1. Knowledge - The world around us is constantly changing and it’s imperative that for us to do the best jobs we can, that we stay informed. CSEE courses provide us with another source of informa...
It may be holiday time, but for many in youth sports, it’s coming up on tournament time. During holiday breaks many teams, whether they’re affiliated with a school or with an AAU-type organization, use the time away from school for traveling tournaments.
So now may be a good time to listen to one of soccer’s legends, Mia Hamm, on how parents should handle their kids in sports.
In a speech recently in Colorado Springs, she offered this bit of advice: “Resist the urge to make excuses for your kids.”
Mia Hamm is now a sports mom herself, and in that role hears other sports parents blame the refs, the coaches, even their kids’ teammates if Johnny or Mary doesn’t have a good game.
“They look up to you,” she told the crowd. “They are so vulnerable after a defeat. They don’t need to hear, ‘Oh, my, if Suzie had just passed that ball to you.’ Or ‘If that ref had a clue. Somebody needs to talk to him....

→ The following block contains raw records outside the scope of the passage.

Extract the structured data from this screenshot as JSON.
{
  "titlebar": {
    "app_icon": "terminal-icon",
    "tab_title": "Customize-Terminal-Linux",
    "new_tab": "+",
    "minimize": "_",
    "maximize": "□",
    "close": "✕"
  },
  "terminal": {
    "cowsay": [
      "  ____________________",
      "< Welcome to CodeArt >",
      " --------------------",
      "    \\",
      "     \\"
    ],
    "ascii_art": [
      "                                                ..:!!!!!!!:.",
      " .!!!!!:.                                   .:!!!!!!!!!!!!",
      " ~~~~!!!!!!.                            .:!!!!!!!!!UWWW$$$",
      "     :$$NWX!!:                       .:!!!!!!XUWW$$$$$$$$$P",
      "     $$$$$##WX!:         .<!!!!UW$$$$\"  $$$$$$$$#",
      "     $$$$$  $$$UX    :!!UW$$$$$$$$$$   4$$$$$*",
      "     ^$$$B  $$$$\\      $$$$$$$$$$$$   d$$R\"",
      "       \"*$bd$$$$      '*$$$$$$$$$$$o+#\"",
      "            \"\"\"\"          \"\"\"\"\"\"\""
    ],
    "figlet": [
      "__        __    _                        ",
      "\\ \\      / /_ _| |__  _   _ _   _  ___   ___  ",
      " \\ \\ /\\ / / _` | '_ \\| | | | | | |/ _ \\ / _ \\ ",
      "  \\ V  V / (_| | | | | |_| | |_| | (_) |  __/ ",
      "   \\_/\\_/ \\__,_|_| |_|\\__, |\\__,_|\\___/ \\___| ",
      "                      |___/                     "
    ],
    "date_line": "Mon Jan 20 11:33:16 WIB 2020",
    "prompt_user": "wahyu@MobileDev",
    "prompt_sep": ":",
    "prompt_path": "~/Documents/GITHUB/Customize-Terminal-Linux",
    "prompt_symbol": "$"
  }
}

You know the drill: At youth tournaments, there are row upon rows of trophies, medals, etc. for everyone. Not just the members of the team that won, but EVERYONE. Because we want all the players to feel valued and to get a reward just for participating.
Pittsburgh Steeler’s linebacker James Harrison famously railed against participation trophies, going as far as taking away his kids’ awards, saying he wanted them to earn their trophies.

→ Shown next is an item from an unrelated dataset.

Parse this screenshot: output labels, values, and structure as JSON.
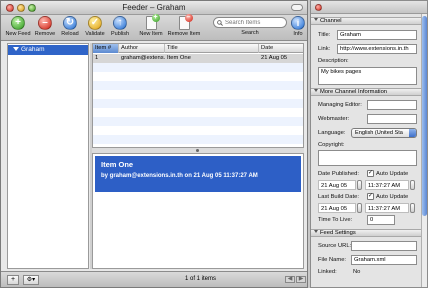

And now, add Louisville women’s basketball coach Jeff Walz to the list of those who want more of an effort from his players than just showing up. Earlier this season, after a particularly poor showing (his opinion) by his team in a basketball, game, Coach Walz blasted the “participation trophy” mentality of players.

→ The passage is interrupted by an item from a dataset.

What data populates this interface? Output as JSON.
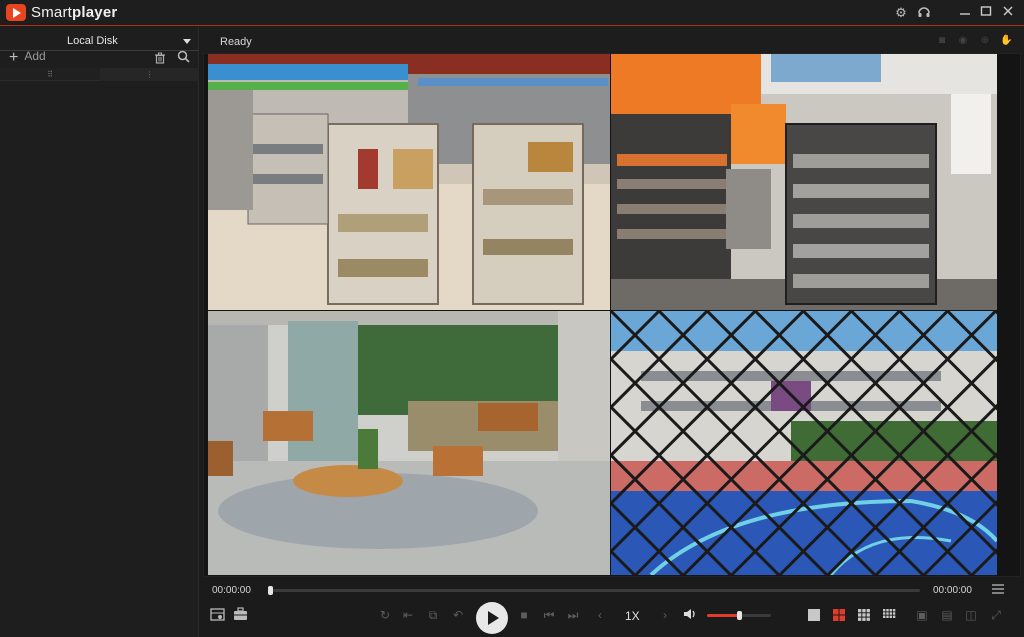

“We just live right now in a generation of kids that are coming through, everybody gets a damn trophy,” he said. “You finish last, you come home with a trophy. Are you kidding me? What...
It should be no surprise that if you are active in Sports Tourism that you should be working very closely with your Parks and Recreation Departments. For the most part they have what Event Planners are looking for----diamonds, fields, courts and green space.
For some of you that may just be one Department and for others---like me---it involves multiple jurisdictions in our large metropolitan area. Each Park and Recreation Department may excel in a particular sport and it is nice to have them as your “go to partner” for that specific sport while others due to their availability and designated space like to branch out and be considered for some “out of the box type events”. No matter how you look at it or approach their space get to know each Parks and Recreation Department Leader. Invite them to lunch, let them know some events that you are working on and who knows----maybe they have heard of an event that needs a nudge or some assistance that you could connect w...
When an acquaintance finds out that you work in the sports industry, there’s a very good chance that his or her first reaction is, “Wow, that’s so cool.” Those of us in sports know that yes, it’s cool, but it’s also a lot of hard work. And it’s not all that easy to break into the business and find the job that you want.
You probably talk with school groups or hear from aspiring sports professionals who might drop you an email to ask, “I’d like to do what you’re doing. How do I get in the sports business?”
Well, we know that there are probably as many ways to get into the business as there are jobs. But recently Kathryn Smith, the first full-time female coach on an NFL team (Buffalo Bills), talked with writer Lyndsey D’Arcangelo about how she got into the NFL, and her advice for others who want to get into the sports business. Among other things, Smith said, “Get in where you can, and do what you can to ...